A new meaning for office politics Audrey Mathews has worked hard to get here. Now she’s up for a promotion and nothing will stand in her way—including Zach Black. He’s hot, smart and the competition. When they’re assigned to the same project, she’s shocked at how much she actually likes about him and how much she misjudged him.
Before long Audrey is seriously falling for Zach—and indulging in an affair that’s against company policy. And the stakes rise when it’s clear only one of them can get ahead. So where do they draw the line between competition and love? Especially when she doesn’t want to lose either the promotion or the guy .
Yes, this book is sold with “Favourite” in the title, but I can’t find a cover for it!
I don’t know what’s going on, but this is #2 in a series, and for the life of me I can’t find #1 available for non-Americans. So I didn’t read it first!
Sarah Mayberry is probably the most contemporary of authors in the SuperRomance line. Her characters live in cities, not impossibly idyllic small towns. They work in office jobs, not bakeries or knitting supply stores. They use the internet and social media and other modern technology. They go to wine bars for tapas, not the local diner for a milkshake and pie.
In other words, these are real people who actually live in the twenty-first century, and it’s very refreshing!
I’m not sure this is my favourite book by Mayberry, because she’s set a high standard and I still have a soft spot for some earlier books.
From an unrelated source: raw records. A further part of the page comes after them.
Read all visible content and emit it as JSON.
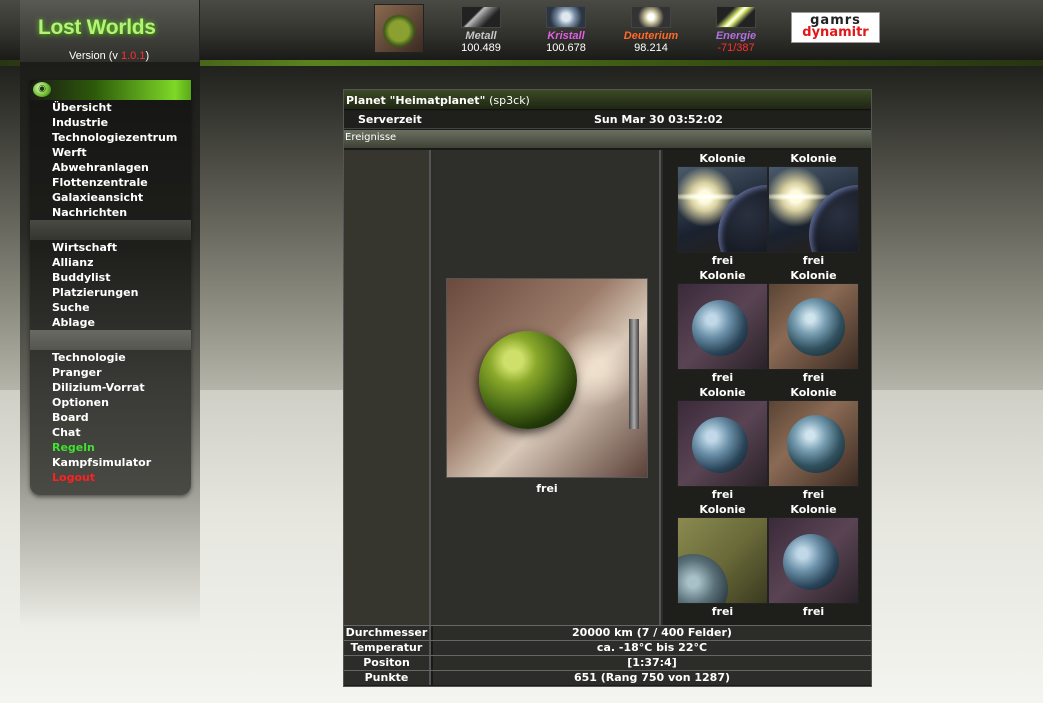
{
  "logo": {
    "title": "Lost Worlds",
    "version_prefix": "Version (v ",
    "version_number": "1.0.1",
    "version_suffix": ")"
  },
  "resources": [
    {
      "name": "Metall",
      "value": "100.489",
      "icon": "metal-icon",
      "color": "#c8c8c8"
    },
    {
      "name": "Kristall",
      "value": "100.678",
      "icon": "crystal-icon",
      "color": "#e060e0"
    },
    {
      "name": "Deuterium",
      "value": "98.214",
      "icon": "deuterium-icon",
      "color": "#ff6a2a"
    },
    {
      "name": "Energie",
      "value": "-71/387",
      "icon": "energy-icon",
      "color": "#b070e0",
      "value_color": "#ff3030"
    }
  ],
  "sponsor": {
    "line1": "gamrs",
    "line2": "dynamitr"
  },
  "nav": {
    "group1": [
      "Übersicht",
      "Industrie",
      "Technologiezentrum",
      "Werft",
      "Abwehranlagen",
      "Flottenzentrale",
      "Galaxieansicht",
      "Nachrichten"
    ],
    "group2": [
      "Wirtschaft",
      "Allianz",
      "Buddylist",
      "Platzierungen",
      "Suche",
      "Ablage"
    ],
    "group3": [
      "Technologie",
      "Pranger",
      "Dilizium-Vorrat",
      "Optionen",
      "Board",
      "Chat",
      "Regeln",
      "Kampfsimulator",
      "Logout"
    ]
  },
  "main": {
    "title": "Planet \"Heimatplanet\"",
    "owner": "(sp3ck)",
    "server_label": "Serverzeit",
    "server_time": "Sun Mar 30 03:52:02",
    "events_label": "Ereignisse",
    "home_planet_status": "frei",
    "colonies": [
      {
        "title": "Kolonie",
        "status": "frei"
      },
      {
        "title": "Kolonie",
        "status": "frei"
      },
      {
        "title": "Kolonie",
        "status": "frei"
      },
      {
        "title": "Kolonie",
        "status": "frei"
      },
      {
        "title": "Kolonie",
        "status": "frei"
      },
      {
        "title": "Kolonie",
        "status": "frei"
      },
      {
        "title": "Kolonie",
        "status": "frei"
      },
      {
        "title": "Kolonie",
        "status": "frei"
      }
    ],
    "info": [
      {
        "label": "Durchmesser",
        "value": "20000 km (7 / 400 Felder)"
      },
      {
        "label": "Temperatur",
        "value": "ca. -18°C bis 22°C"
      },
      {
        "label": "Positon",
        "value": "[1:37:4]"
      },
      {
        "label": "Punkte",
        "value": "651 (Rang 750 von 1287)"
      }
    ]
  },
  "colors": {
    "accent_green": "#7ed828",
    "logout_red": "#ff2020",
    "rules_green": "#40e030"
  }
}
However, you can essentially count on anything you pick up by this author being very, very good.
I liked a lot of things about the characters in this book. They were genuinely nice, good people who just happened to be very ambitious. The heroine was a few years older than the hero. She looked normal and dressed normally. She was easy to relate to. Same with the hero. The relationship progressed the way you could imagine it progressing in real life. It was nice.
Her Favourite Rival was simply a solid, contemporary romance. For those frustrated with the 1950s feel to a lot of books in this genre, this one will make for a nice change.